Osaka has been known as “the nation’s kitchen”.
1. Minami (Namba)
Clustered around the gigantic Namba Station, Minami (南, “South”), also known as Namba, is one of Osaka’s two major city centers. It is a collection of bustling streets where hundreds of shops, restaurants, and tasty food vendors are located. With endless dining and shopping options, this place is a true heaven for shopaholics and food lovers.
Among these streets, the Dotonbori – which runs parallel to a canal with the same name – is highly popular among visitors. It’s characterized by vibrant color and eye-catching shopfronts. When the night falls, the area is even more fascinating. Countless dazzling neons and mechanized signs are illuminated, leaving everyone in awe.
Located next to Tennoji Zoo in the southern part of the city, Shinsekai (新世界) was Osaka’s “new world”. Despite its bad reputation as the city’s most dangerous area, Shinsekai boasts a unique identity. Many of its low-cost restaurants, shogi, and mahjong clubs, as well as pachinko parlors, are open 24 hours. But they truly come alive when the lights come on at night.
Developed in 1912 with New York as a model for its southern half and Paris for its northern half, the district showcased a modern image of Osaka. However, the district was largely abandoned after Japan’s defeat in World War II. Consequently, the once beautiful neighborhood turned into one of Japan’s poorest areas.
Until now, it is still a hotbed for criminal activities, such as smuggling, prostitution, and gang violence. Homeless men, from all over Japan, also head to Shinsekai to escape the stigma of hometown societal shame. Being said that, the area is not off-limits to civilians. Locals and tourists can still wander the streets freely without feeling threatened.
At the district’s center stands the 103-meter high Tsutenkaku Tower (通天閣, “Tower Reaching Heaven”), the nostalgia-evoking symbol of Shinsekai. The current tower is the second to occupy this site. It was rebuilt in 1956 after the original tower which imitates Paris’ Eiffel Tower was destroyed in WWII. Aside from the main observatory at a height of 91 meters, a new open-air deck on top of the main observatory was opened in late 2015.
3. Kita (Umeda)
Modern and sophisticated, Kita district (北, “North”), often referred to as Umeda, is the 21st-century version of Osaka. As a major commercial and business district, Kita is widely known for its high density of tall buildings and skyscrapers. Among them, the shining 173-meter-high Umeda Sky Building seems to be the most spectacular. Additionally, this district offers an abundant selection of shopping, fine dining, entertainment, and nightlife venues.

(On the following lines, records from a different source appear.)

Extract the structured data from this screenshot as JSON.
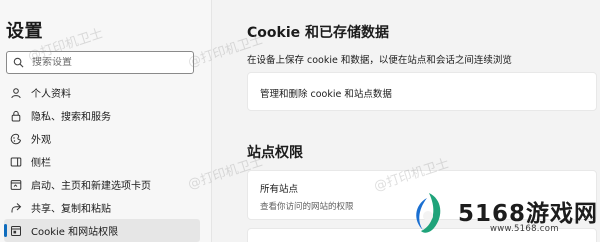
{
  "sidebar": {
    "title": "设置",
    "search_placeholder": "搜索设置",
    "items": [
      {
        "label": "个人资料",
        "icon": "profile-icon"
      },
      {
        "label": "隐私、搜索和服务",
        "icon": "lock-icon"
      },
      {
        "label": "外观",
        "icon": "appearance-icon"
      },
      {
        "label": "侧栏",
        "icon": "sidebar-icon"
      },
      {
        "label": "启动、主页和新建选项卡页",
        "icon": "power-icon"
      },
      {
        "label": "共享、复制和粘贴",
        "icon": "share-icon"
      },
      {
        "label": "Cookie 和网站权限",
        "icon": "cookie-site-icon",
        "active": true
      }
    ]
  },
  "main": {
    "cookies_section": {
      "title": "Cookie 和已存储数据",
      "description": "在设备上保存 cookie 和数据，以便在站点和会话之间连续浏览",
      "manage_label": "管理和删除 cookie 和站点数据"
    },
    "permissions_section": {
      "title": "站点权限",
      "all_sites_label": "所有站点",
      "all_sites_desc": "查看你访问的网站的权限"
    }
  },
  "watermark": {
    "text": "@打印机卫士"
  },
  "brand": {
    "name": "5168游戏网",
    "url": "www.5168.com"
  },
  "colors": {
    "accent": "#0f6cbd",
    "brand_green": "#1fa37a",
    "brand_blue": "#1a6fd1"
  }
}
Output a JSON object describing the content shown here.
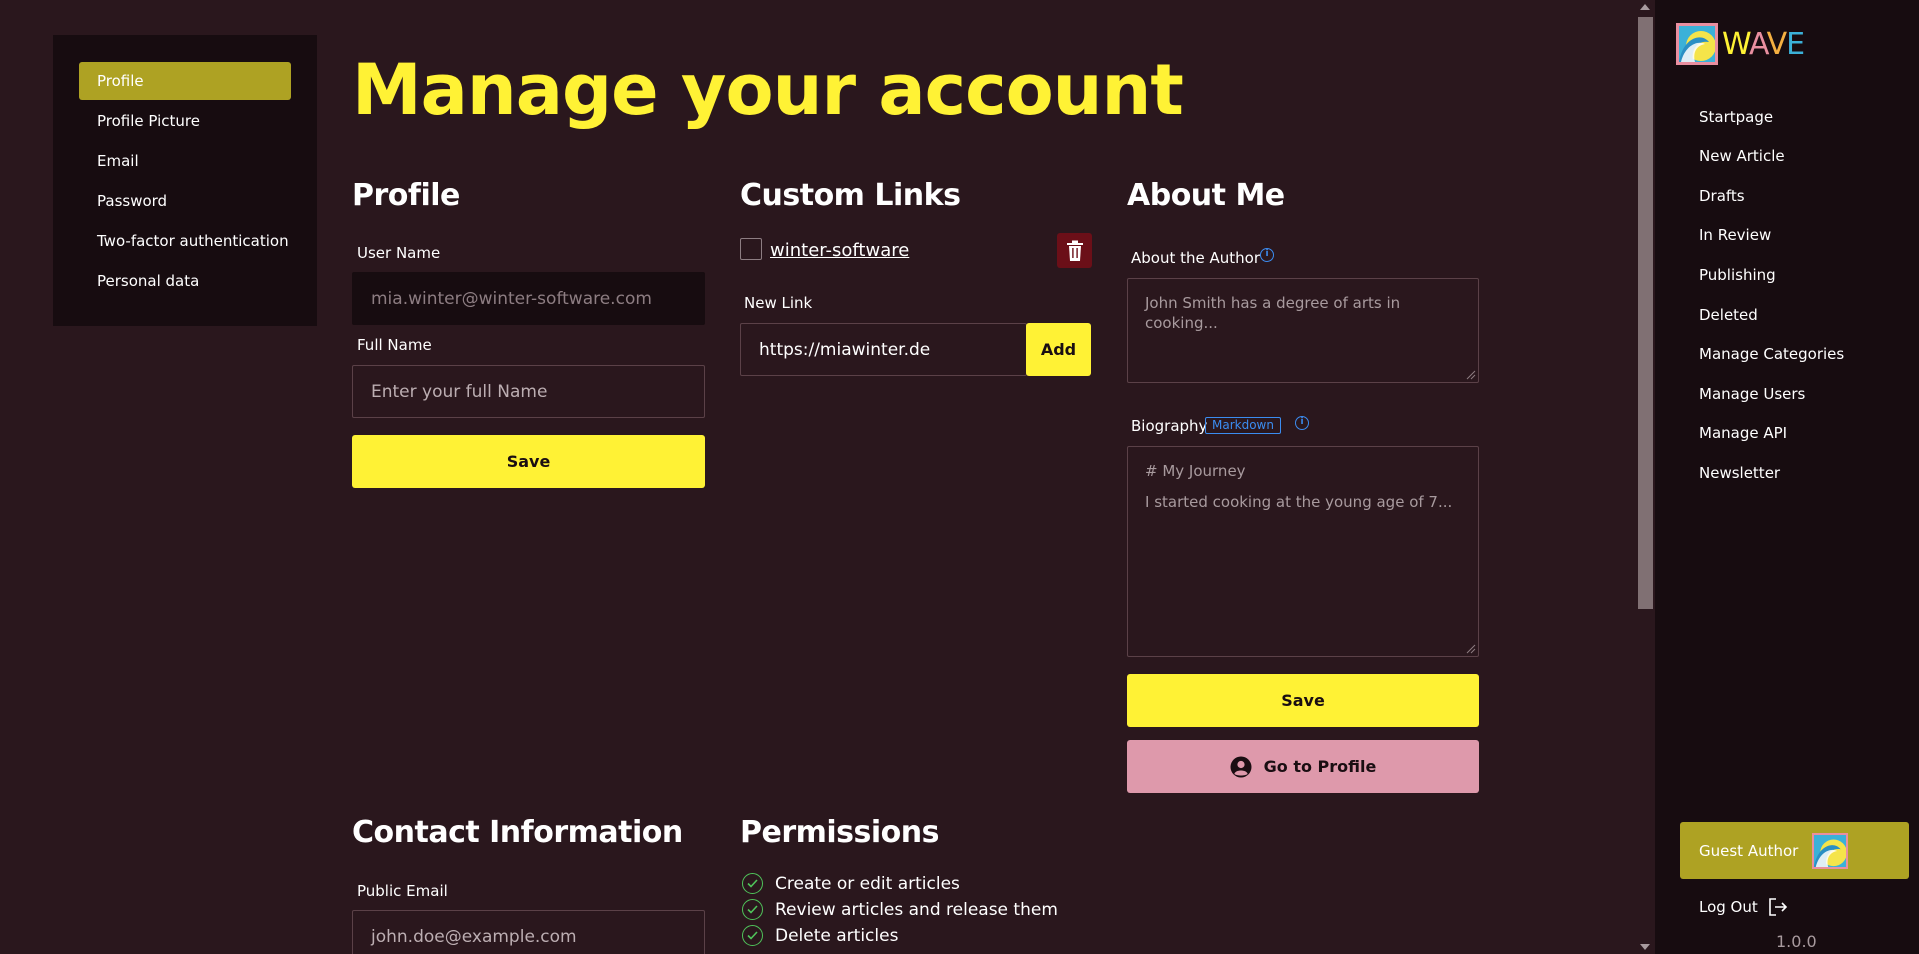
{
  "settings_nav": {
    "items": [
      {
        "label": "Profile",
        "active": true
      },
      {
        "label": "Profile Picture"
      },
      {
        "label": "Email"
      },
      {
        "label": "Password"
      },
      {
        "label": "Two-factor authentication"
      },
      {
        "label": "Personal data"
      }
    ]
  },
  "page_title": "Manage your account",
  "profile": {
    "title": "Profile",
    "username_label": "User Name",
    "username_value": "mia.winter@winter-software.com",
    "fullname_label": "Full Name",
    "fullname_placeholder": "Enter your full Name",
    "save_label": "Save"
  },
  "custom_links": {
    "title": "Custom Links",
    "links": [
      {
        "label": "winter-software"
      }
    ],
    "new_link_label": "New Link",
    "new_link_value": "https://miawinter.de",
    "add_label": "Add"
  },
  "about_me": {
    "title": "About Me",
    "author_label": "About the Author",
    "author_placeholder": "John Smith has a degree of arts in cooking...",
    "biography_label": "Biography",
    "markdown_badge": "Markdown",
    "biography_placeholder_line1": "# My Journey",
    "biography_placeholder_line2": "I started cooking at the young age of 7...",
    "save_label": "Save",
    "go_to_profile_label": "Go to Profile"
  },
  "contact": {
    "title": "Contact Information",
    "public_email_label": "Public Email",
    "public_email_placeholder": "john.doe@example.com"
  },
  "permissions": {
    "title": "Permissions",
    "items": [
      {
        "label": "Create or edit articles"
      },
      {
        "label": "Review articles and release them"
      },
      {
        "label": "Delete articles"
      }
    ]
  },
  "app_sidebar": {
    "logo_text": "WAVE",
    "links": [
      {
        "label": "Startpage"
      },
      {
        "label": "New Article"
      },
      {
        "label": "Drafts"
      },
      {
        "label": "In Review"
      },
      {
        "label": "Publishing"
      },
      {
        "label": "Deleted"
      },
      {
        "label": "Manage Categories"
      },
      {
        "label": "Manage Users"
      },
      {
        "label": "Manage API"
      },
      {
        "label": "Newsletter"
      }
    ],
    "user_role": "Guest Author",
    "logout_label": "Log Out",
    "version": "1.0.0"
  },
  "colors": {
    "background": "#2a171d",
    "panel": "#170c10",
    "accent_yellow": "#fff235",
    "active_olive": "#aea223",
    "pink_button": "#de99ab",
    "danger": "#6b0f18",
    "info_blue": "#3b8cf0",
    "check_green": "#4fc35a"
  },
  "icons": [
    "trash-icon",
    "info-icon",
    "user-circle-icon",
    "logout-icon",
    "check-circle-icon",
    "wave-logo"
  ]
}
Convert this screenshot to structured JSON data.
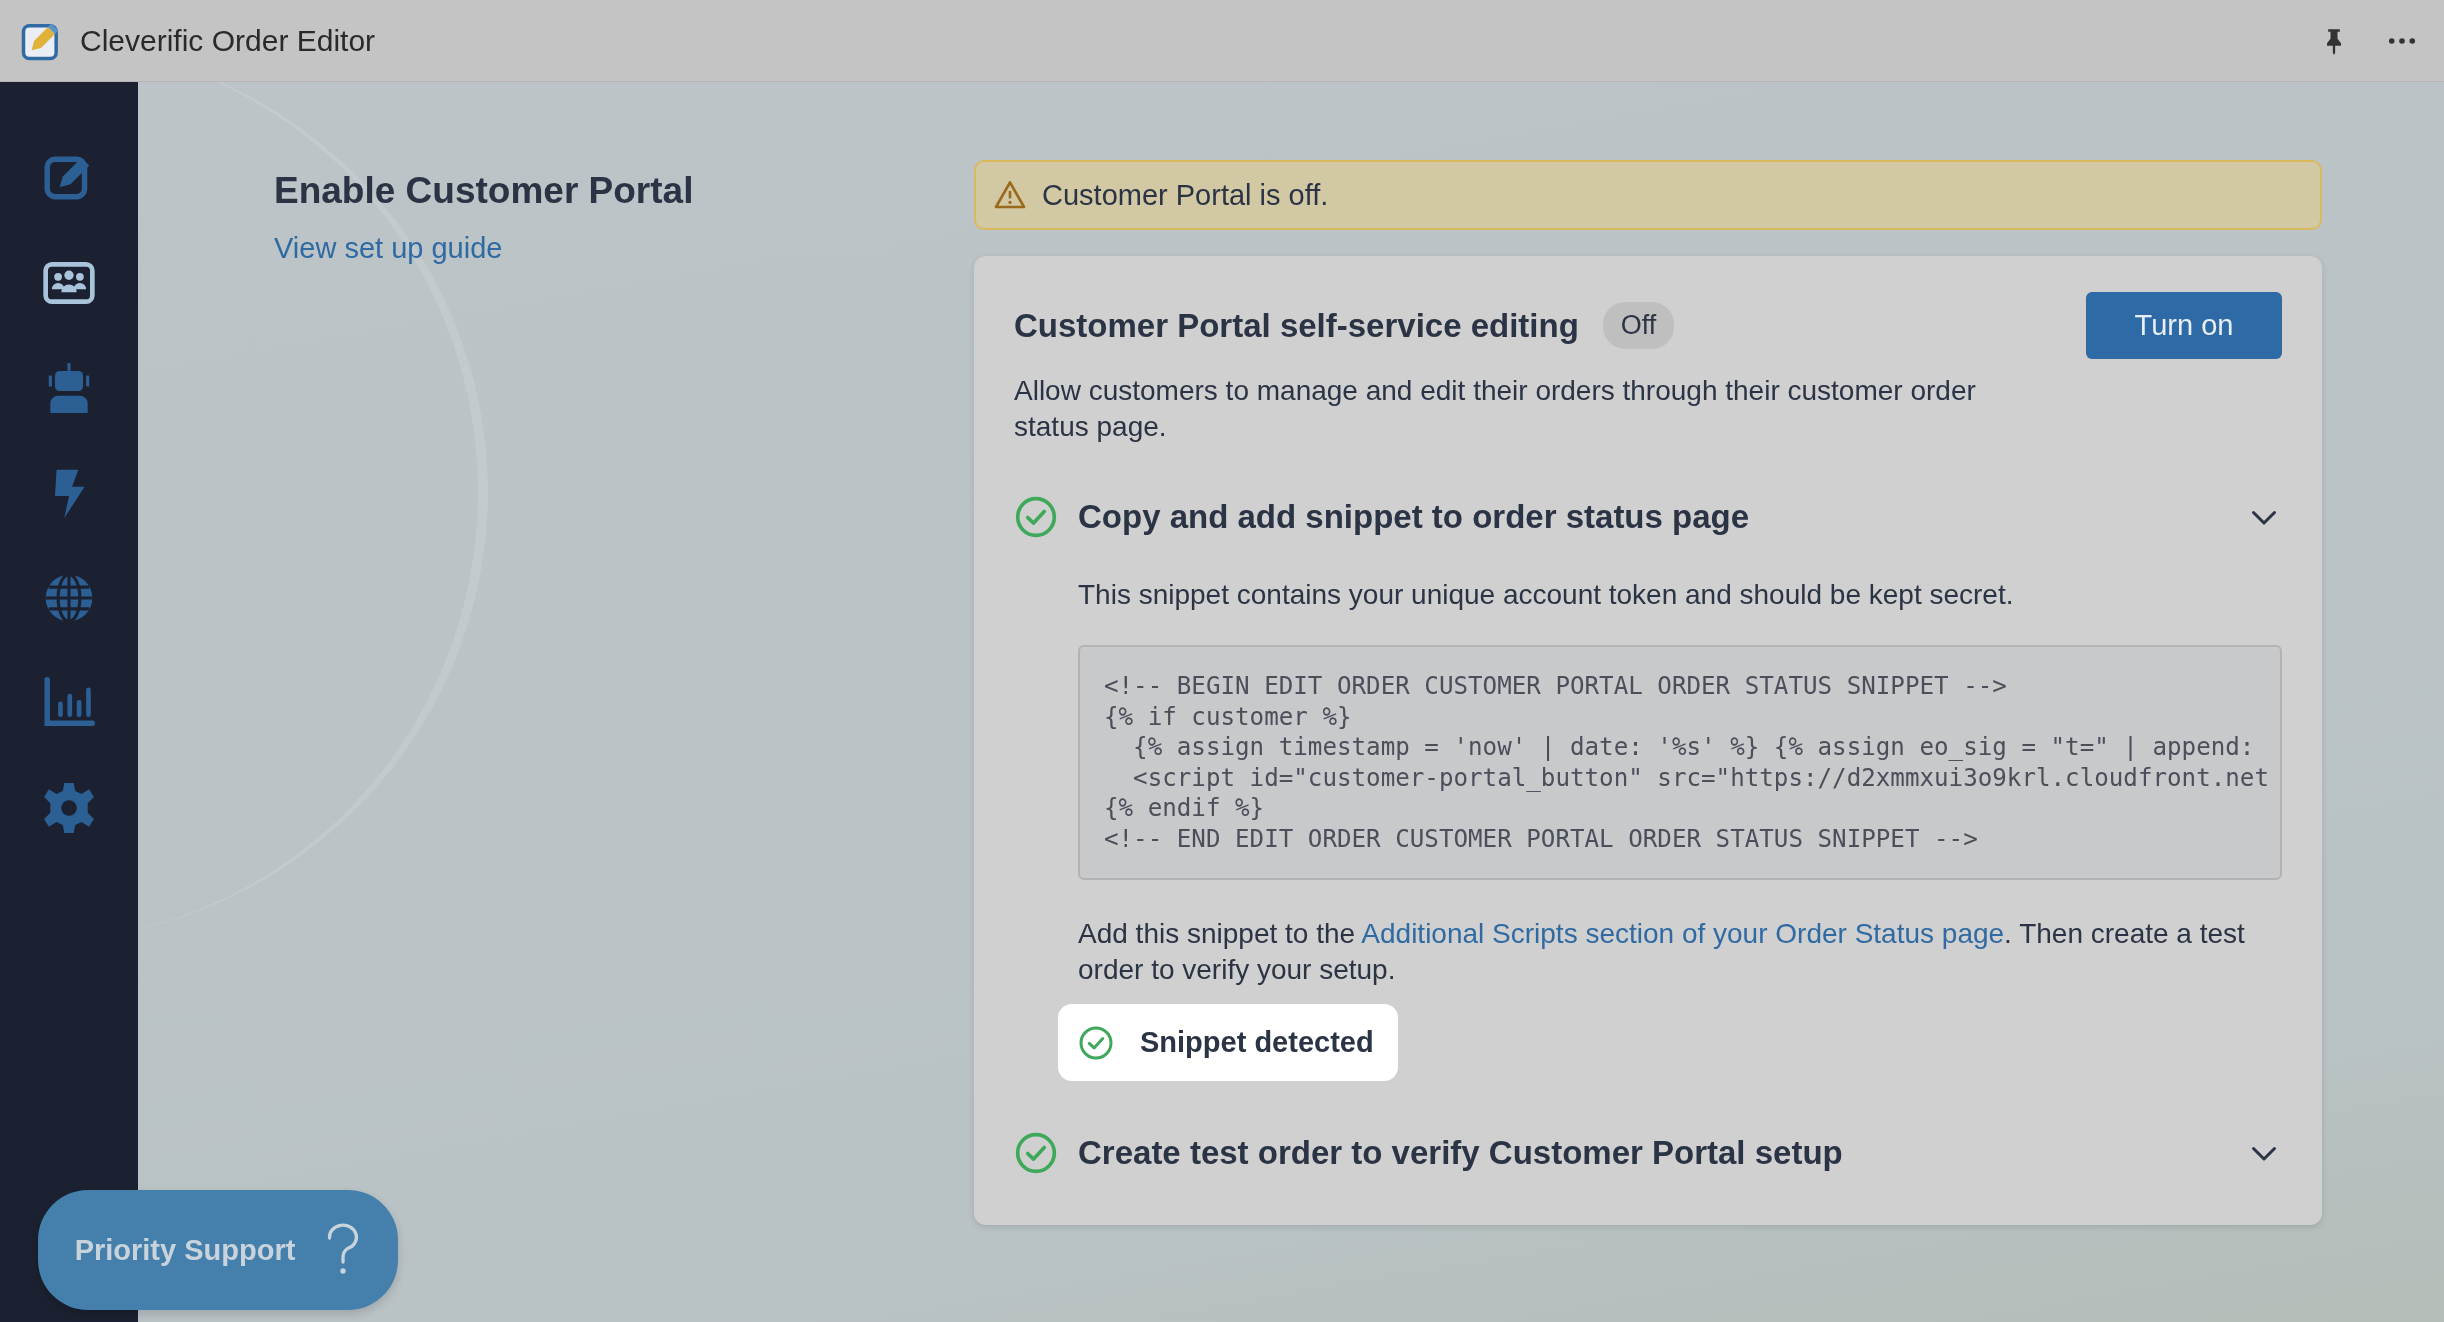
{
  "window": {
    "title": "Cleverific Order Editor"
  },
  "sidebar": {
    "items": [
      {
        "kind": "edit",
        "selected": false
      },
      {
        "kind": "customers",
        "selected": true
      },
      {
        "kind": "robot",
        "selected": false
      },
      {
        "kind": "bolt",
        "selected": false
      },
      {
        "kind": "globe",
        "selected": false
      },
      {
        "kind": "chart",
        "selected": false
      },
      {
        "kind": "settings",
        "selected": false
      }
    ]
  },
  "intro": {
    "heading": "Enable Customer Portal",
    "link": "View set up guide"
  },
  "alert": {
    "kind": "warning",
    "text": "Customer Portal is off."
  },
  "card": {
    "title": "Customer Portal self-service editing",
    "status": "Off",
    "button": "Turn on",
    "description": "Allow customers to manage and edit their orders through their customer order status page.",
    "steps": [
      {
        "title": "Copy and add snippet to order status page",
        "done": true,
        "expanded": true,
        "intro": "This snippet contains your unique account token and should be kept secret.",
        "code": [
          "<!-- BEGIN EDIT ORDER CUSTOMER PORTAL ORDER STATUS SNIPPET -->",
          "{% if customer %}",
          "  {% assign timestamp = 'now' | date: '%s' %} {% assign eo_sig = \"t=\" | append:",
          "  <script id=\"customer-portal_button\" src=\"https://d2xmmxui3o9krl.cloudfront.net",
          "{% endif %}",
          "<!-- END EDIT ORDER CUSTOMER PORTAL ORDER STATUS SNIPPET -->"
        ],
        "note_before": "Add this snippet to the ",
        "note_link": "Additional Scripts section of your Order Status page",
        "note_after": ". Then create a test order to verify your setup.",
        "result": "Snippet detected"
      },
      {
        "title": "Create test order to verify Customer Portal setup",
        "done": true,
        "expanded": false
      }
    ]
  },
  "support_button": "Priority Support"
}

Similar to Minami, Kita is concentrated around a transportation hub that comprises Umeda and Osaka Station. Over the past years, this area has been undergoing a major rejuvenation. From a large former freight railyard, it has been redeveloped into a new, modern city district. The Osaka Station – once Japan’s gloomiest and most uncomfortable station – also went through a major facelift. Today, it’s one of the country’s most pleasant stations with lavish design and a glass roof high above the trains.
Tips for visiting Osaka
- As a transportation hub, Osaka is well connected to major cities in Japan and across Asia. Its main gateway – the Kansai International Airport – is located 50 kilometres from the city and accessible by JR trains.
- Despite its sheer size, the city of Osaka is covered by a superb public transport system. In fact, you can reach all the above-mentioned area by the Midosuji subway (red line).
- For a short stay, OSAKA Day Pass might be a good choice because it grants unlimited rides on both metro and city buses within one or two days.
- Due to its central location, Osaka is an ideal base to explore destinations within the Kansai region, such as Kyoto, Nara, Himeji and Kōyasan.